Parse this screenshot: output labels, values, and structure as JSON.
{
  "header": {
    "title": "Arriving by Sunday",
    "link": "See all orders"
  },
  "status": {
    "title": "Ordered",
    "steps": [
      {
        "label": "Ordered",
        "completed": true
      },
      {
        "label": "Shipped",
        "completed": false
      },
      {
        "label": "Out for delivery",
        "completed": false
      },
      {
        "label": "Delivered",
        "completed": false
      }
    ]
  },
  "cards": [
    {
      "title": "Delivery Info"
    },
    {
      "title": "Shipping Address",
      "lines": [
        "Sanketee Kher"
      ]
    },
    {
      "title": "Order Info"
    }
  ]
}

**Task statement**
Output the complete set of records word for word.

**Result of the exercise**
Parse this screenshot: output labels, values, and structure as JSON.
{
  "header": {
    "title": "Arriving by Sunday",
    "link": "See all orders"
  },
  "status": {
    "title": "Ordered",
    "steps": [
      {
        "label": "Ordered",
        "completed": true
      },
      {
        "label": "Shipped",
        "completed": false
      },
      {
        "label": "Out for delivery",
        "completed": false
      },
      {
        "label": "Delivered",
        "completed": false
      }
    ]
  },
  "cards": [
    {
      "title": "Delivery Info"
    },
    {
      "title": "Shipping Address",
      "lines": [
        "Sanketee Kher"
      ]
    },
    {
      "title": "Order Info"
    }
  ]
}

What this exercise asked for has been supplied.